Greek bailout program review hits snag

Greece: Debt inspectors delay meeting with PM after talks stall on tax arrears, state jobs

ATHENS, Greece (AP) -- Inspectors from Greece's rescue lenders delayed a meeting with the prime minister which had been scheduled for Tuesday after talks stalled over tax collection difficulties and promised reductions in public sector staff.

The talks between Prime Minister Antonis Samaras and the inspectors from the European Union, European Central Bank and International Monetary Fund — known as the Troika — were postponed by one day until Wednesday, following hours of negotiations involving members of his Cabinet.

"We are working to finalize as many issues as we can ... I don't think we'll get to all of them," Finance Minister Yannis Stournaras said.

Officials in the conservative-led government had aimed at resolving differences with the Troika ahead of a meeting of European Union leaders in Brussels on Thursday and Friday.

Greece is due to receive its next bailout loan installment of €2.8 billion ($3.65 billion) later this month, but Finance Ministry officials say deficit-reduction talks have been held up by creditors' demands for faster implementation of programs for public sector staff cuts and tax arrears payments.

The country has been surviving on rescue loans for nearly three years and is struggling to collect additional taxes levied on the recession-hit population as part of austerity measures imposed in return for the bailout money.

Debt inspectors are also pressing Greece to speed up its privatization program.

Prime Minister Samaras met Tuesday with Alexei Miller, chief executive of Russia's state-run natural gas giant Gazprom, one of the companies short listed in the planned privatization of Greece's Public Gas Corporation, or DEPA.

Other contenders include Azerbaijan's state energy company Socar and Russia's private Sintex.

Meanwhile, around 3,000 protesters marched in central Athens against plans to develop a gold mine on the Halkidiki peninsula, a popular holiday destination in northern Greece.
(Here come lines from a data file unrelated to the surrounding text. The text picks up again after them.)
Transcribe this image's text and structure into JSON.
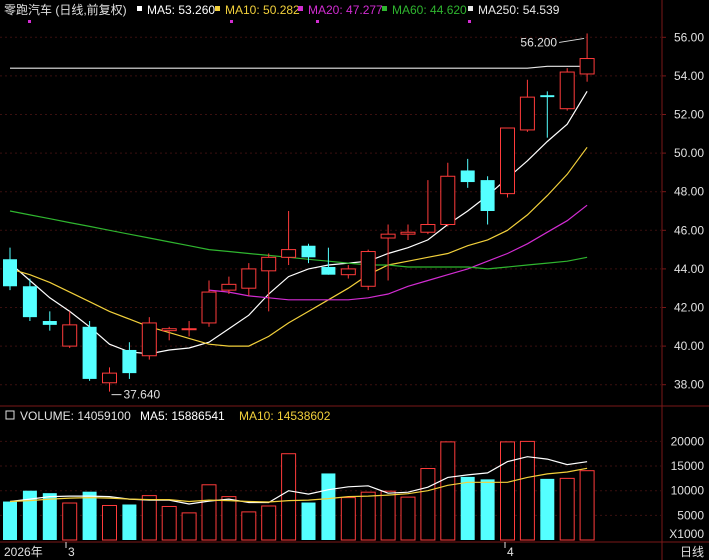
{
  "stock_name": "零跑汽车 (日线,前复权)",
  "colors": {
    "up": "#ff3b3b",
    "down": "#54ffff",
    "ma5": "#ffffff",
    "ma10": "#f2d03b",
    "ma20": "#d22cd2",
    "ma60": "#2fb52f",
    "ma250": "#e8e8e8",
    "axis_text": "#e0e0e0",
    "grid": "#3a0f0f",
    "border": "#7a1818"
  },
  "price_legend": [
    {
      "label": "MA5: 53.260",
      "color": "#ffffff"
    },
    {
      "label": "MA10: 50.282",
      "color": "#f2d03b"
    },
    {
      "label": "MA20: 47.277",
      "color": "#d22cd2"
    },
    {
      "label": "MA60: 44.620",
      "color": "#2fb52f"
    },
    {
      "label": "MA250: 54.539",
      "color": "#e8e8e8"
    }
  ],
  "volume_legend": [
    {
      "label": "VOLUME: 14059100",
      "color": "#e0e0e0"
    },
    {
      "label": "MA5: 15886541",
      "color": "#ffffff"
    },
    {
      "label": "MA10: 14538602",
      "color": "#f2d03b"
    }
  ],
  "x_labels": {
    "year": "2026年",
    "march": "3",
    "april": "4",
    "period": "日线"
  },
  "volume_unit": "X1000",
  "chart_data": [
    {
      "type": "candlestick",
      "title": "零跑汽车 (日线,前复权)",
      "y_ticks": [
        "38.00",
        "40.00",
        "42.00",
        "44.00",
        "46.00",
        "48.00",
        "50.00",
        "52.00",
        "54.00",
        "56.00"
      ],
      "ylim": [
        37.0,
        57.0
      ],
      "annotations": [
        {
          "text": "56.200",
          "candle_index": 29,
          "value": 56.2
        },
        {
          "text": "37.640",
          "candle_index": 5,
          "value": 37.64
        }
      ],
      "candles": [
        {
          "o": 44.5,
          "h": 45.1,
          "l": 42.9,
          "c": 43.1
        },
        {
          "o": 43.1,
          "h": 43.5,
          "l": 41.3,
          "c": 41.5
        },
        {
          "o": 41.3,
          "h": 41.8,
          "l": 40.8,
          "c": 41.1
        },
        {
          "o": 40.0,
          "h": 41.8,
          "l": 39.9,
          "c": 41.1
        },
        {
          "o": 41.0,
          "h": 41.3,
          "l": 38.2,
          "c": 38.3
        },
        {
          "o": 38.1,
          "h": 38.9,
          "l": 37.64,
          "c": 38.6
        },
        {
          "o": 39.8,
          "h": 40.2,
          "l": 38.3,
          "c": 38.6
        },
        {
          "o": 39.5,
          "h": 41.5,
          "l": 39.3,
          "c": 41.2
        },
        {
          "o": 40.8,
          "h": 41.0,
          "l": 40.3,
          "c": 40.9
        },
        {
          "o": 40.9,
          "h": 41.3,
          "l": 40.5,
          "c": 40.9
        },
        {
          "o": 41.2,
          "h": 43.4,
          "l": 41.0,
          "c": 42.8
        },
        {
          "o": 42.9,
          "h": 43.6,
          "l": 42.7,
          "c": 43.2
        },
        {
          "o": 43.0,
          "h": 44.3,
          "l": 42.6,
          "c": 44.0
        },
        {
          "o": 43.9,
          "h": 44.8,
          "l": 41.8,
          "c": 44.6
        },
        {
          "o": 44.6,
          "h": 47.0,
          "l": 44.2,
          "c": 45.0
        },
        {
          "o": 45.2,
          "h": 45.3,
          "l": 44.3,
          "c": 44.6
        },
        {
          "o": 44.1,
          "h": 45.1,
          "l": 43.7,
          "c": 43.7
        },
        {
          "o": 43.7,
          "h": 44.2,
          "l": 43.5,
          "c": 44.0
        },
        {
          "o": 43.1,
          "h": 45.0,
          "l": 42.9,
          "c": 44.9
        },
        {
          "o": 45.6,
          "h": 46.3,
          "l": 43.4,
          "c": 45.8
        },
        {
          "o": 45.8,
          "h": 46.3,
          "l": 45.5,
          "c": 45.9
        },
        {
          "o": 45.9,
          "h": 48.6,
          "l": 45.8,
          "c": 46.3
        },
        {
          "o": 46.3,
          "h": 49.5,
          "l": 46.2,
          "c": 48.8
        },
        {
          "o": 49.1,
          "h": 49.7,
          "l": 48.2,
          "c": 48.5
        },
        {
          "o": 48.6,
          "h": 48.8,
          "l": 46.3,
          "c": 47.0
        },
        {
          "o": 47.9,
          "h": 51.3,
          "l": 47.7,
          "c": 51.3
        },
        {
          "o": 51.2,
          "h": 53.8,
          "l": 51.1,
          "c": 52.9
        },
        {
          "o": 53.0,
          "h": 53.2,
          "l": 50.8,
          "c": 52.9
        },
        {
          "o": 52.3,
          "h": 54.4,
          "l": 52.2,
          "c": 54.2
        },
        {
          "o": 54.1,
          "h": 56.2,
          "l": 53.7,
          "c": 54.9
        }
      ],
      "ma_lines": [
        {
          "name": "MA5",
          "color": "#ffffff",
          "values": [
            44.3,
            43.4,
            42.5,
            41.8,
            41.0,
            40.1,
            39.7,
            39.6,
            39.8,
            39.9,
            40.2,
            40.9,
            41.6,
            42.7,
            43.6,
            44.0,
            44.2,
            44.3,
            44.4,
            44.8,
            45.1,
            45.5,
            46.3,
            47.0,
            47.8,
            48.7,
            49.6,
            50.6,
            51.5,
            53.2
          ]
        },
        {
          "name": "MA10",
          "color": "#f2d03b",
          "values": [
            44.0,
            43.7,
            43.3,
            42.8,
            42.3,
            41.8,
            41.4,
            41.0,
            40.7,
            40.4,
            40.1,
            40.0,
            40.0,
            40.5,
            41.2,
            41.8,
            42.4,
            43.0,
            43.7,
            44.2,
            44.4,
            44.6,
            44.8,
            45.2,
            45.5,
            46.0,
            46.8,
            47.8,
            48.9,
            50.3
          ]
        },
        {
          "name": "MA20",
          "color": "#d22cd2",
          "values": [
            null,
            null,
            null,
            null,
            null,
            null,
            null,
            null,
            null,
            null,
            42.9,
            42.8,
            42.6,
            42.5,
            42.4,
            42.4,
            42.4,
            42.4,
            42.5,
            42.7,
            43.1,
            43.4,
            43.7,
            44.0,
            44.4,
            44.8,
            45.3,
            45.9,
            46.5,
            47.3
          ]
        },
        {
          "name": "MA60",
          "color": "#2fb52f",
          "values": [
            47.0,
            46.8,
            46.6,
            46.4,
            46.2,
            46.0,
            45.8,
            45.6,
            45.4,
            45.2,
            45.0,
            44.9,
            44.8,
            44.7,
            44.6,
            44.5,
            44.4,
            44.3,
            44.2,
            44.2,
            44.1,
            44.1,
            44.1,
            44.1,
            44.0,
            44.1,
            44.2,
            44.3,
            44.4,
            44.6
          ]
        },
        {
          "name": "MA250",
          "color": "#e8e8e8",
          "values": [
            54.4,
            54.4,
            54.4,
            54.4,
            54.4,
            54.4,
            54.4,
            54.4,
            54.4,
            54.4,
            54.4,
            54.4,
            54.4,
            54.4,
            54.4,
            54.4,
            54.4,
            54.4,
            54.4,
            54.4,
            54.4,
            54.4,
            54.4,
            54.4,
            54.4,
            54.4,
            54.4,
            54.5,
            54.5,
            54.5
          ]
        }
      ]
    },
    {
      "type": "bar",
      "title": "VOLUME",
      "y_ticks": [
        "5000",
        "10000",
        "15000",
        "20000"
      ],
      "ylim": [
        0,
        21500
      ],
      "values": [
        7800,
        10000,
        9500,
        7500,
        9800,
        7000,
        7200,
        9000,
        6800,
        5500,
        11200,
        8800,
        5700,
        6900,
        17500,
        7600,
        13500,
        8600,
        9700,
        9900,
        8700,
        14500,
        19900,
        12800,
        12300,
        19900,
        20000,
        12400,
        12500,
        14059
      ],
      "ma_lines": [
        {
          "name": "MA5",
          "color": "#ffffff",
          "values": [
            7800,
            8300,
            8800,
            8900,
            8900,
            8800,
            8300,
            8100,
            8100,
            7300,
            7900,
            8300,
            7600,
            7600,
            10000,
            9300,
            10200,
            10800,
            11000,
            9500,
            9700,
            10700,
            12700,
            13200,
            13600,
            15900,
            16900,
            16400,
            15300,
            15886
          ]
        },
        {
          "name": "MA10",
          "color": "#f2d03b",
          "values": [
            7800,
            8000,
            8300,
            8500,
            8600,
            8500,
            8300,
            8200,
            8200,
            7800,
            8100,
            8000,
            7800,
            7700,
            8000,
            8100,
            8400,
            8800,
            8900,
            9100,
            9400,
            10000,
            11100,
            11700,
            11700,
            11700,
            12700,
            13400,
            13800,
            14539
          ]
        }
      ]
    }
  ]
}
The protesters chanted "we want forests, not a golden tomb," and marched to parliament in the peaceful demonstration.

Eldorado Gold Corp., based in Vancouver, Canada, has been granted the rights to the gold mine and plans to begin digging soon.

The country's main opposition party, the left-wing Syriza, has sided with the protesters.

"We do not oppose growth, but we are opposed to these pirate investments that seek to loot the environment of natural resources," Syriza leader Alexis Tsipras said.

"The politicians who bankrupted this country ... are working with those who want to plunder its great mineral wealth and leave an environmental wasteland behind."